Department of Treasury Issues Final Rule Increasing Transparency to Law Enforcement
This week the U.S. Treasury Department’s Financial Crimes Enforcement Network (FinCEN) detailed new rules for small businesses and startups requiring it reports ownership in a move that will allow law enforcement and government agencies access to that data/information in an effort to crack down on money laundering and corruption. Under the new rules, companies will be required to report to the U.S. Treasury Department the names of their “beneficial owners” defined as those who have an ownership interest of 25% or more in a business, a majority of voting ownership, or someone who exerts “substantial control” over the entity. Those who do not adhere to the new rules are subject to penalties of $500 per day up to a maximum of $10,000, and possible criminal penalties. However, they stress that enforcement will be focused on “willful violations,” as opposed to unintended filing errors and those who make efforts to comply.

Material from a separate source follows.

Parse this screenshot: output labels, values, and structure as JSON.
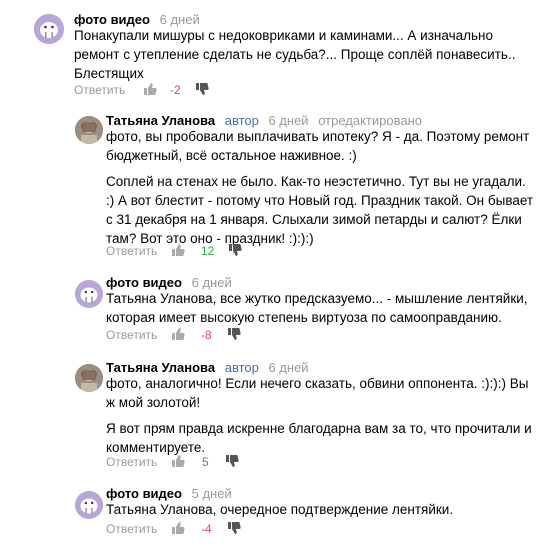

United States Treasury Sanctions Crypto Firm For Money Laundering
Last month, the U.S. Department of the Treasury’s Office of Foreign Assets Control (“OFAC”) sanctioned a cryptocurrency mixing service, Sinbad.io, for “serving as a key money-laundering tool of the OFAC-designated Lazarus Group, a state-sponsored cyber hacking of the Democratic People’s Republic of Korea (“DPRK”).” The United States government has sought out cryptocurrency firms that “mix” the assets of various users in an attempt to hide the illicit origins of certain cryptocurrencies, which is necessary because most blockchain currencies such as Bitcoin and Ethereum are public, transparent, and their records permanent. The United States government, with their new rules and actions, have shown a willingness to prosecute those who attempt to hide behind sophisticated financial tools and attempts at secrecy and are pushing to adapt with the current technological landscape.